HuffPost has reached out to a representative for Giannulli and will update this post accordingly.
Perhaps most critically, they'll also have to answer for whether qualified students were denied entry into their programs in lieu of the children of the rich and famous.
The 19-year-old boasts 1.4 million Instagram followers and almost 2 million YouTube subscribers on her channel where she shares beauty tutorials, makeup hacks and just her average day-to-day happenings.
She posted a video to her YouTube channel on the day she was due to start college previous year, saying: 'I don't know how much of school I'm gonna attend. And it totally came across that I'm ungrateful for college-I'm going to a really nice school. Fellow actress Felicity Huffman is also charged with similar offences, as she apparently paid $15,000 for her daughter's SAT to be corrected where wrong answers had been given. "I got everything I needed from Amazon with @primestudent and had it all shipped to me in just two-days", she posted on Instagram.

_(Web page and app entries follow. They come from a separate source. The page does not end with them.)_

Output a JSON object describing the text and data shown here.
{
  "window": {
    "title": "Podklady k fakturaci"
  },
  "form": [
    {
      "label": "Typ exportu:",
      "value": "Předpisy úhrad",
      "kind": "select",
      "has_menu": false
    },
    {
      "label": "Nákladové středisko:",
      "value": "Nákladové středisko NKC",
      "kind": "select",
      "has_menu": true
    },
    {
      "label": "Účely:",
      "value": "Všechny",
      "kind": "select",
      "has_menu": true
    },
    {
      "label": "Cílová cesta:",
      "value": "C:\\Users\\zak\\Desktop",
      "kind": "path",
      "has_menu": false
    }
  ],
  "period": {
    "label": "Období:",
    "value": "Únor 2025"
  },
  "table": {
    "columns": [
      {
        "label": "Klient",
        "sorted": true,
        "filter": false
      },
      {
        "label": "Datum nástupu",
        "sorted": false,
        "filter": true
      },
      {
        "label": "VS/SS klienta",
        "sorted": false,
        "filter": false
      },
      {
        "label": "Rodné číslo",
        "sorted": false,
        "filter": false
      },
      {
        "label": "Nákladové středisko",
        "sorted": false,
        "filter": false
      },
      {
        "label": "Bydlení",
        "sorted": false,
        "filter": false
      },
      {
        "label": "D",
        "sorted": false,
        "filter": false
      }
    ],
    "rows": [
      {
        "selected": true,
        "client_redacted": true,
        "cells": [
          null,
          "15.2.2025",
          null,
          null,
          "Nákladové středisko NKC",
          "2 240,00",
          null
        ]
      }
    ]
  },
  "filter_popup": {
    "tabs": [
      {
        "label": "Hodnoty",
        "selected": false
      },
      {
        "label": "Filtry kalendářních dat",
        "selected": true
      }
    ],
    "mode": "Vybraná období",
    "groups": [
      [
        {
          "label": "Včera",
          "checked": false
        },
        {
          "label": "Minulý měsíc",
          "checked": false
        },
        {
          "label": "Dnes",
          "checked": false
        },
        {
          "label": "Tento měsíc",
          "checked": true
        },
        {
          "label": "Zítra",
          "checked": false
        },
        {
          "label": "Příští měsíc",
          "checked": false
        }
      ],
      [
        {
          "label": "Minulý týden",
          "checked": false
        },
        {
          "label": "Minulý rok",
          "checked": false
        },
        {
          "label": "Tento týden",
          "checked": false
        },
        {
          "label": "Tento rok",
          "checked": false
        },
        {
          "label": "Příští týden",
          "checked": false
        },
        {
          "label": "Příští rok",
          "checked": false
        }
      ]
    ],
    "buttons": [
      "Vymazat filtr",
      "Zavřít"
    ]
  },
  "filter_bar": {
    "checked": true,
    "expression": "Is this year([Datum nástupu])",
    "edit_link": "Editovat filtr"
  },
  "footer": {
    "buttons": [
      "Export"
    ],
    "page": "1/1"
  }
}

A few days after the video was posted on August 14, 2018, she posted a second video apologizing for her comments.